Ambassador Edward P. Djerejian began his lifelong career in foreign service in the Kennedy administration. He has served as the Assistant Secretary of State for Near East affairs in both the Bush and Clinton administrations and participated in both the 1985 and 1991 Geneva Summits. After retiring from the Foreign Service in 1994, he became the founding director of the James Baker Institute for Public Policy at Rice University, and he also chairs an advisory group on United States public diplomacy in the Arab and Muslim Worlds.
This new edition features:
Greater coverage of the evolving theoretical literature on security, including more analysis of critical theory perspectives and emerging schools of thought.
Reflections on recent developments in the conflicts in Syria and Ukraine.
New data and cases on poverty, hunger and depression and greater analysis of the social and political implications of the prolonged period of stagnation the global economy has gone through.
New content reflecting the recent resurgence in populist nationalism evident in the election of Trump in the USA, the UK’s exit from the EU and the authoritarian turn taken in many countries.

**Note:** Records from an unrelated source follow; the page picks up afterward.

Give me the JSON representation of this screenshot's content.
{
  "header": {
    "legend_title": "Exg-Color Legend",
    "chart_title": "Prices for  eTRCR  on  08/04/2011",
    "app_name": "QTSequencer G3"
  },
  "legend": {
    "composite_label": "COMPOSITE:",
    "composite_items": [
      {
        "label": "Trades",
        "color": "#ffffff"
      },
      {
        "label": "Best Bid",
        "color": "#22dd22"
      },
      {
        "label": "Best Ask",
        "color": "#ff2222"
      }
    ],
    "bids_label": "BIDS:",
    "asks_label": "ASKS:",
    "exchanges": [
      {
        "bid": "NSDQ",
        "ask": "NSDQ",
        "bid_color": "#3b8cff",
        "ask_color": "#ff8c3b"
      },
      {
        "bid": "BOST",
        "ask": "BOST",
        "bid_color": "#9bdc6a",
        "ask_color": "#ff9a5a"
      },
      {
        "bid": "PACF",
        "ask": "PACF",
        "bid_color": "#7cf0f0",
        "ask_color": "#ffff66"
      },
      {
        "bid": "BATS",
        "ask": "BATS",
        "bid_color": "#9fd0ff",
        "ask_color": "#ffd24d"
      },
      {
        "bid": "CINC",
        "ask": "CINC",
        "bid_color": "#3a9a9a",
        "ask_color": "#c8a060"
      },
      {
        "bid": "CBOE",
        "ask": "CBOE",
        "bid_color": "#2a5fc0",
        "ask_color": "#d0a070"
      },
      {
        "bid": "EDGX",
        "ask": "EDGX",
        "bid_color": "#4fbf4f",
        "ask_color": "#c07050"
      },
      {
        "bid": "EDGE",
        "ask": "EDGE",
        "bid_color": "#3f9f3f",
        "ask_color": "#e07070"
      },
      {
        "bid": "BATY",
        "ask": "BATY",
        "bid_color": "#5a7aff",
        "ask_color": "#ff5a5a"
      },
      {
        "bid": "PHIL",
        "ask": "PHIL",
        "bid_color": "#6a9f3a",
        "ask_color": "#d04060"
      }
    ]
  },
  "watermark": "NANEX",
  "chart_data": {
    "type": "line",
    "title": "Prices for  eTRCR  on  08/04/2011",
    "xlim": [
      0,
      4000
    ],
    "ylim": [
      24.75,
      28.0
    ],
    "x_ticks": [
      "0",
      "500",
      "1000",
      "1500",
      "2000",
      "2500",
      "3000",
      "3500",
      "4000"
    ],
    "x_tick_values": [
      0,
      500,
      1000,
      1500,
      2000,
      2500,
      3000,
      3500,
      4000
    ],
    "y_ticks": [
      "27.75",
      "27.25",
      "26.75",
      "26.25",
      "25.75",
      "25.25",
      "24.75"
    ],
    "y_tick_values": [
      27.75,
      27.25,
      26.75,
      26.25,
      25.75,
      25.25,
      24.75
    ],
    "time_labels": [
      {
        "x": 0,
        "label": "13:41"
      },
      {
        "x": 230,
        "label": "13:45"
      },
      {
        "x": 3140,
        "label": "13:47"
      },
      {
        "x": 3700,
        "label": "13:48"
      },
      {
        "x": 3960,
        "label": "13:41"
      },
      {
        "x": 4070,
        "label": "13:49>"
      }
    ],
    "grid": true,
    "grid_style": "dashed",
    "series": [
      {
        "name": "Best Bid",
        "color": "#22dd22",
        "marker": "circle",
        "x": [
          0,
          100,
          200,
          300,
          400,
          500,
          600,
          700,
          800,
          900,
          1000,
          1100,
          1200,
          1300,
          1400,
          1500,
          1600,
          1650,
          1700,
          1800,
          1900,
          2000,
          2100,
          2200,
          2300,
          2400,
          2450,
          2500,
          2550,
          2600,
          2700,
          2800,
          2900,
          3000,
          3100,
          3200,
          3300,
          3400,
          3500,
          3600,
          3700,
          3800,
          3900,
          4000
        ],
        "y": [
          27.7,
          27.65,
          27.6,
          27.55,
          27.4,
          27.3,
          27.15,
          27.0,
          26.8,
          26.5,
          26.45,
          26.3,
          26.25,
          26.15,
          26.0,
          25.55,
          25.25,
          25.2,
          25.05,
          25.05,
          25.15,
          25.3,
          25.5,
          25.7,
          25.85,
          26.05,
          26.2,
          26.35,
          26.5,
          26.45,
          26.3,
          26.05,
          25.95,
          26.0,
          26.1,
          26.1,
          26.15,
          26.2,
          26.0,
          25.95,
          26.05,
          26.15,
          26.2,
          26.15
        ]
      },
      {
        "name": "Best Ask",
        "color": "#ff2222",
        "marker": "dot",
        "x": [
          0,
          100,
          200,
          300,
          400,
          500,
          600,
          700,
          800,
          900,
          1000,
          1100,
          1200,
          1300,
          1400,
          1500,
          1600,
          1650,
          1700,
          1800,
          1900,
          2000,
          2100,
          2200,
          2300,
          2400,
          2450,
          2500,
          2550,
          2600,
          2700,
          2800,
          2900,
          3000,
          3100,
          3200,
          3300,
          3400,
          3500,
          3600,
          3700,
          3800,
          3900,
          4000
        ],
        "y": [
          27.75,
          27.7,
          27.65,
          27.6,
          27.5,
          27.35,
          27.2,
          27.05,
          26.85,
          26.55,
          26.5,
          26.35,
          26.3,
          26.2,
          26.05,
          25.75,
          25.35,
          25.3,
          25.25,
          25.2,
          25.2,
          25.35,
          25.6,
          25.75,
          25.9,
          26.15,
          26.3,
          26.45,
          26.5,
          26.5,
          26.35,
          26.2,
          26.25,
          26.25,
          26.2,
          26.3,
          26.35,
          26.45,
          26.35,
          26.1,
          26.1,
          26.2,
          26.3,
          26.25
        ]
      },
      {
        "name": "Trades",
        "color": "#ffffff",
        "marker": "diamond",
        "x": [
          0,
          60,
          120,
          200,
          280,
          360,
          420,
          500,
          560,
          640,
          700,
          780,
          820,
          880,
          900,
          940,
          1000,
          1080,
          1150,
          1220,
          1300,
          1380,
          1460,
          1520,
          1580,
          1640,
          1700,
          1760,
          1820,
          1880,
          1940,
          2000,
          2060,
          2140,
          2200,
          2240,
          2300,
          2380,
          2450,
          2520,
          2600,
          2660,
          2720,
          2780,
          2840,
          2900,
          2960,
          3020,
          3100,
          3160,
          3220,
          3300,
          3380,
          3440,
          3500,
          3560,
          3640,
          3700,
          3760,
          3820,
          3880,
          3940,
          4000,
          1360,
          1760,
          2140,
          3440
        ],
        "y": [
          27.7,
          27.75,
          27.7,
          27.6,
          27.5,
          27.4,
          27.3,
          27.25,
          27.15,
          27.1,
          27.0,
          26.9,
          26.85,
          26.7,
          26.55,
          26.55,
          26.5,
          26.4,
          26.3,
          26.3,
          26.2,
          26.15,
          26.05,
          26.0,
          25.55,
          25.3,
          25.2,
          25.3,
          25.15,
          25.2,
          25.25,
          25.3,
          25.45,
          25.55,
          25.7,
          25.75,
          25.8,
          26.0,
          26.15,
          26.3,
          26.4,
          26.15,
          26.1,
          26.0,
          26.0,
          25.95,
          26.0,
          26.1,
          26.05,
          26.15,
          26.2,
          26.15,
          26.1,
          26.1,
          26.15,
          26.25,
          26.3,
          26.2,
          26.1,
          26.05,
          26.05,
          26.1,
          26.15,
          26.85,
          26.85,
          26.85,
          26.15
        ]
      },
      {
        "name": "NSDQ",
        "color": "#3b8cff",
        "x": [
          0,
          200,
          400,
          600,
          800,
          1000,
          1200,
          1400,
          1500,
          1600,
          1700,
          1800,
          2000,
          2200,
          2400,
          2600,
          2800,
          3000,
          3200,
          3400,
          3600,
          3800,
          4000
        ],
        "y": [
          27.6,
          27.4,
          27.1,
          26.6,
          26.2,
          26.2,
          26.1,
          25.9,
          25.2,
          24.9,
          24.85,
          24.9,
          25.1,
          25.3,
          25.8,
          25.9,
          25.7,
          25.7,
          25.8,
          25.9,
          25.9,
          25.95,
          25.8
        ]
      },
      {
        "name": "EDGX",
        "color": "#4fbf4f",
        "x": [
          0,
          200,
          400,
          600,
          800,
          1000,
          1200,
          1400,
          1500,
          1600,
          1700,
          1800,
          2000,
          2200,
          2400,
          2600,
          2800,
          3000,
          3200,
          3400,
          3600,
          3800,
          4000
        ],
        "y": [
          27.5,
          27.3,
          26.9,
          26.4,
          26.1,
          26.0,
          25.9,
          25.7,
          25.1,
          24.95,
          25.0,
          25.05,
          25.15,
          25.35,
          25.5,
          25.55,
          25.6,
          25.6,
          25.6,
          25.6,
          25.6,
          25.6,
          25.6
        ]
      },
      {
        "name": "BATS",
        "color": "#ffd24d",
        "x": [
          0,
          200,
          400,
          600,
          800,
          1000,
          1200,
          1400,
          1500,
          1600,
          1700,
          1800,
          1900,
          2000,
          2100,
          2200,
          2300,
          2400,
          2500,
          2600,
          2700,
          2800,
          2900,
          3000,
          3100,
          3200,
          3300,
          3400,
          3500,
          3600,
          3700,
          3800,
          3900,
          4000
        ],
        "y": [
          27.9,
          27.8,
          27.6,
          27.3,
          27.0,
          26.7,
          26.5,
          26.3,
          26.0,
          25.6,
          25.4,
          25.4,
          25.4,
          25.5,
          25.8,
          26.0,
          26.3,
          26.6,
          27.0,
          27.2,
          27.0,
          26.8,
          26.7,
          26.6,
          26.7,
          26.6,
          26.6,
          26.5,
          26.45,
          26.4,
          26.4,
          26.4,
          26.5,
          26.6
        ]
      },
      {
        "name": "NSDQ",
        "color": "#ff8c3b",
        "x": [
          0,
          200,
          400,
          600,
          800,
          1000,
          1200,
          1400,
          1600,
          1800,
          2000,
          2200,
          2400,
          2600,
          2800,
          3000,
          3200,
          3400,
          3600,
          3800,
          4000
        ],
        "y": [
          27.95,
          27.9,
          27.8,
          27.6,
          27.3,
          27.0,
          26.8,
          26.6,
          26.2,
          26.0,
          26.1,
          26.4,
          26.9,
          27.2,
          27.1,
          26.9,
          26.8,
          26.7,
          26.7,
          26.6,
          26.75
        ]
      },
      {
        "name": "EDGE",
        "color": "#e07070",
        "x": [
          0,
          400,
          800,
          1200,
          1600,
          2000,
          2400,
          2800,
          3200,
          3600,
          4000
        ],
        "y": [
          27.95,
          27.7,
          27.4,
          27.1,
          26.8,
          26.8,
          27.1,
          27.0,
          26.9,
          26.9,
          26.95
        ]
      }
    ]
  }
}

Analysis of the 2015 Paris climate change treaty and the international responses to recent pandemics such as Ebola and Zika
A new section has been included on suicide, plugging a gap evident in the earlier editions.
User-friendly and easy to follow, this highly acclaimed and popular academic textbook is designed to make a complex subject accessible to all and will continue to be essential reading for everyone interested in security.
But that is only the beginning. Moving to the realities of the issue, author Christopher Paul reviews dozens of government reports on strategic communication and public diplomacy released since 2000, examining specific proposals related to improving strategic communication in the U.S. government and explaining the disagreements. Most important, he offers consensus and clarity for the way ahead, discussing how disparate elements of the government can be coordinated to master—and win—the "war of ideas" through fully integrated and synchronized communications and actions.